Everything in the entries except the pictures should be copied exactly.

*Extracted material*:
- - - - - - -
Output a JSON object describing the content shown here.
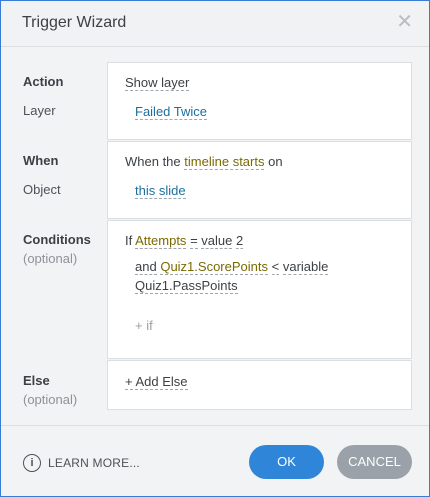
{
  "dialog": {
    "title": "Trigger Wizard",
    "close_glyph": "✕"
  },
  "action": {
    "label": "Action",
    "layer_label": "Layer",
    "value": "Show layer",
    "layer": "Failed Twice"
  },
  "when": {
    "label": "When",
    "object_label": "Object",
    "prefix": "When the",
    "event": "timeline starts",
    "suffix": "on",
    "object": "this slide"
  },
  "conditions": {
    "label": "Conditions",
    "optional": "(optional)",
    "if_word": "If",
    "var1": "Attempts",
    "op1": "=",
    "type1": "value",
    "val1": "2",
    "and_word": "and",
    "var2": "Quiz1.ScorePoints",
    "op2": "<",
    "type2": "variable",
    "val2": "Quiz1.PassPoints",
    "add_if": "+ if"
  },
  "else": {
    "label": "Else",
    "optional": "(optional)",
    "add": "+ Add Else"
  },
  "footer": {
    "info_glyph": "i",
    "learn_more": "LEARN MORE...",
    "ok": "OK",
    "cancel": "CANCEL"
  }
}
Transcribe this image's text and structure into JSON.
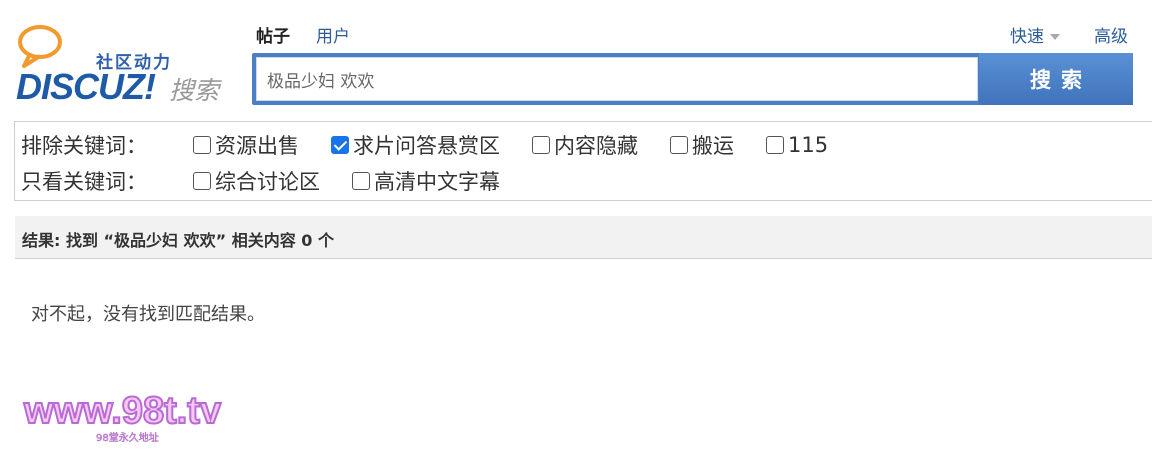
{
  "logo": {
    "tagline": "社区动力",
    "brand": "DISCUZ!",
    "brand_sub": "搜索"
  },
  "tabs": [
    {
      "label": "帖子",
      "active": true
    },
    {
      "label": "用户",
      "active": false
    }
  ],
  "right_links": {
    "quick": "快速",
    "advanced": "高级"
  },
  "search": {
    "value": "极品少妇 欢欢",
    "button": "搜索"
  },
  "filters": {
    "exclude_label": "排除关键词：",
    "exclude_options": [
      {
        "label": "资源出售",
        "checked": false
      },
      {
        "label": "求片问答悬赏区",
        "checked": true
      },
      {
        "label": "内容隐藏",
        "checked": false
      },
      {
        "label": "搬运",
        "checked": false
      },
      {
        "label": "115",
        "checked": false
      }
    ],
    "only_label": "只看关键词：",
    "only_options": [
      {
        "label": "综合讨论区",
        "checked": false
      },
      {
        "label": "高清中文字幕",
        "checked": false
      }
    ]
  },
  "results": {
    "summary": "结果: 找到 “极品少妇 欢欢” 相关内容 0 个",
    "empty_message": "对不起，没有找到匹配结果。"
  },
  "watermark": {
    "main": "www.98t.tv",
    "sub": "98堂永久地址"
  },
  "colors": {
    "brand_blue": "#4b7fc4",
    "link_blue": "#2c5c98",
    "checkbox_checked": "#1a73e8"
  }
}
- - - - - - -
*Task response*:
Output a JSON object describing the content shown here.
{
  "dialog": {
    "title": "Trigger Wizard",
    "close_glyph": "✕"
  },
  "action": {
    "label": "Action",
    "layer_label": "Layer",
    "value": "Show layer",
    "layer": "Failed Twice"
  },
  "when": {
    "label": "When",
    "object_label": "Object",
    "prefix": "When the",
    "event": "timeline starts",
    "suffix": "on",
    "object": "this slide"
  },
  "conditions": {
    "label": "Conditions",
    "optional": "(optional)",
    "if_word": "If",
    "var1": "Attempts",
    "op1": "=",
    "type1": "value",
    "val1": "2",
    "and_word": "and",
    "var2": "Quiz1.ScorePoints",
    "op2": "<",
    "type2": "variable",
    "val2": "Quiz1.PassPoints",
    "add_if": "+ if"
  },
  "else": {
    "label": "Else",
    "optional": "(optional)",
    "add": "+ Add Else"
  },
  "footer": {
    "info_glyph": "i",
    "learn_more": "LEARN MORE...",
    "ok": "OK",
    "cancel": "CANCEL"
  }
}
Transcribe this image's text and structure into JSON.
{
  "logo": {
    "tagline": "社区动力",
    "brand": "DISCUZ!",
    "brand_sub": "搜索"
  },
  "tabs": [
    {
      "label": "帖子",
      "active": true
    },
    {
      "label": "用户",
      "active": false
    }
  ],
  "right_links": {
    "quick": "快速",
    "advanced": "高级"
  },
  "search": {
    "value": "极品少妇 欢欢",
    "button": "搜索"
  },
  "filters": {
    "exclude_label": "排除关键词：",
    "exclude_options": [
      {
        "label": "资源出售",
        "checked": false
      },
      {
        "label": "求片问答悬赏区",
        "checked": true
      },
      {
        "label": "内容隐藏",
        "checked": false
      },
      {
        "label": "搬运",
        "checked": false
      },
      {
        "label": "115",
        "checked": false
      }
    ],
    "only_label": "只看关键词：",
    "only_options": [
      {
        "label": "综合讨论区",
        "checked": false
      },
      {
        "label": "高清中文字幕",
        "checked": false
      }
    ]
  },
  "results": {
    "summary": "结果: 找到 “极品少妇 欢欢” 相关内容 0 个",
    "empty_message": "对不起，没有找到匹配结果。"
  },
  "watermark": {
    "main": "www.98t.tv",
    "sub": "98堂永久地址"
  },
  "colors": {
    "brand_blue": "#4b7fc4",
    "link_blue": "#2c5c98",
    "checkbox_checked": "#1a73e8"
  }
}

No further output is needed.